[Opening Data records section]
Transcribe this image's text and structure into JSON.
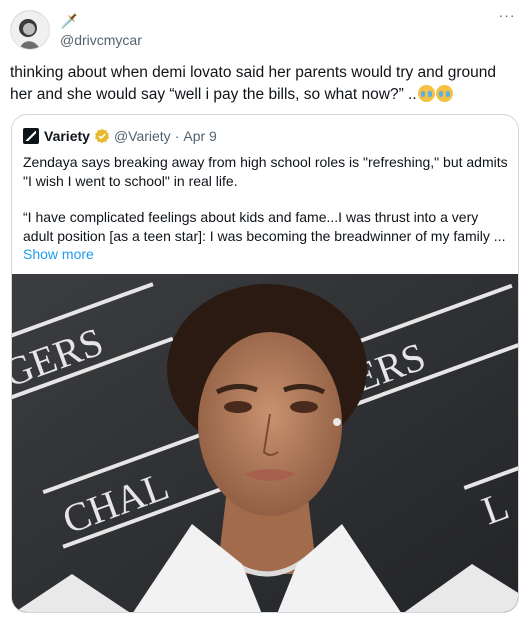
{
  "tweet": {
    "handle": "@drivcmycar",
    "name_icon": "dagger-icon",
    "text": "thinking about when demi lovato said her parents would try and ground her and she would say “well i pay the bills, so what now?” ..",
    "emojis": [
      "loudly-crying-face",
      "loudly-crying-face"
    ]
  },
  "quote": {
    "name": "Variety",
    "handle": "@Variety",
    "dot": "·",
    "date": "Apr 9",
    "paragraph1": "Zendaya says breaking away from high school roles is \"refreshing,\" but admits \"I wish I went to school\" in real life.",
    "paragraph2": "“I have complicated feelings about kids and fame...I was thrust into a very adult position [as a teen star]: I was becoming the breadwinner of my family ...",
    "show_more": "Show more",
    "photo": {
      "backdrop_text_1": "GERS",
      "backdrop_text_2": "ERS",
      "backdrop_text_3": "CHAL",
      "backdrop_text_4": "L"
    }
  },
  "colors": {
    "link": "#1d9bf0",
    "secondary_text": "#536471",
    "border": "#cfd9de",
    "verified_gold": "#e8b829"
  }
}
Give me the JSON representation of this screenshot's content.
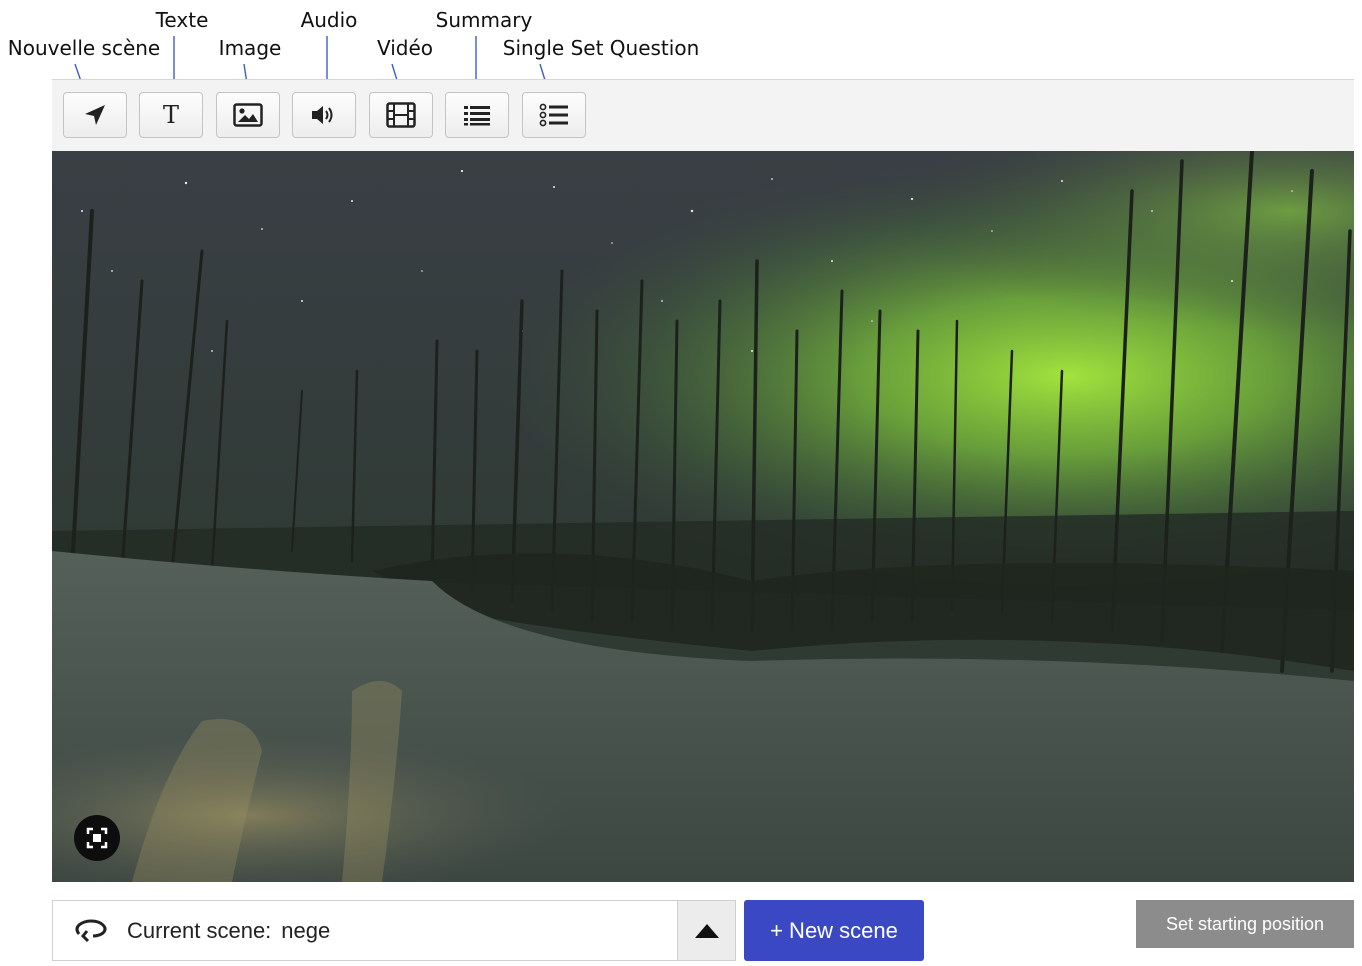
{
  "annotations": {
    "nouvelle_scene": "Nouvelle scène",
    "texte": "Texte",
    "image": "Image",
    "audio": "Audio",
    "video": "Vidéo",
    "summary": "Summary",
    "single_set_question": "Single Set Question"
  },
  "toolbar": {
    "buttons": [
      {
        "icon": "navigation-arrow-icon"
      },
      {
        "icon": "text-icon",
        "glyph": "T"
      },
      {
        "icon": "image-icon"
      },
      {
        "icon": "audio-icon"
      },
      {
        "icon": "film-icon"
      },
      {
        "icon": "list-icon"
      },
      {
        "icon": "checklist-icon"
      }
    ]
  },
  "bottom_bar": {
    "current_scene_label": "Current scene:",
    "current_scene_value": "nege",
    "new_scene_label": "+ New scene",
    "set_starting_position_label": "Set starting position"
  },
  "colors": {
    "annotation_arrow": "#3d5ec7",
    "new_scene_bg": "#3a48c4",
    "start_position_bg": "#8c8c8c",
    "aurora_green": "#9be23a"
  }
}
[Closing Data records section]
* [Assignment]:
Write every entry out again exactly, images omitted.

* [Output]:
Transcribe this image's text and structure into JSON.
{
  "tweet": {
    "handle": "@drivcmycar",
    "name_icon": "dagger-icon",
    "text": "thinking about when demi lovato said her parents would try and ground her and she would say “well i pay the bills, so what now?” ..",
    "emojis": [
      "loudly-crying-face",
      "loudly-crying-face"
    ]
  },
  "quote": {
    "name": "Variety",
    "handle": "@Variety",
    "dot": "·",
    "date": "Apr 9",
    "paragraph1": "Zendaya says breaking away from high school roles is \"refreshing,\" but admits \"I wish I went to school\" in real life.",
    "paragraph2": "“I have complicated feelings about kids and fame...I was thrust into a very adult position [as a teen star]: I was becoming the breadwinner of my family ...",
    "show_more": "Show more",
    "photo": {
      "backdrop_text_1": "GERS",
      "backdrop_text_2": "ERS",
      "backdrop_text_3": "CHAL",
      "backdrop_text_4": "L"
    }
  },
  "colors": {
    "link": "#1d9bf0",
    "secondary_text": "#536471",
    "border": "#cfd9de",
    "verified_gold": "#e8b829"
  }
}
Give me the JSON representation of this screenshot's content.
{
  "annotations": {
    "nouvelle_scene": "Nouvelle scène",
    "texte": "Texte",
    "image": "Image",
    "audio": "Audio",
    "video": "Vidéo",
    "summary": "Summary",
    "single_set_question": "Single Set Question"
  },
  "toolbar": {
    "buttons": [
      {
        "icon": "navigation-arrow-icon"
      },
      {
        "icon": "text-icon",
        "glyph": "T"
      },
      {
        "icon": "image-icon"
      },
      {
        "icon": "audio-icon"
      },
      {
        "icon": "film-icon"
      },
      {
        "icon": "list-icon"
      },
      {
        "icon": "checklist-icon"
      }
    ]
  },
  "bottom_bar": {
    "current_scene_label": "Current scene:",
    "current_scene_value": "nege",
    "new_scene_label": "+ New scene",
    "set_starting_position_label": "Set starting position"
  },
  "colors": {
    "annotation_arrow": "#3d5ec7",
    "new_scene_bg": "#3a48c4",
    "start_position_bg": "#8c8c8c",
    "aurora_green": "#9be23a"
  }
}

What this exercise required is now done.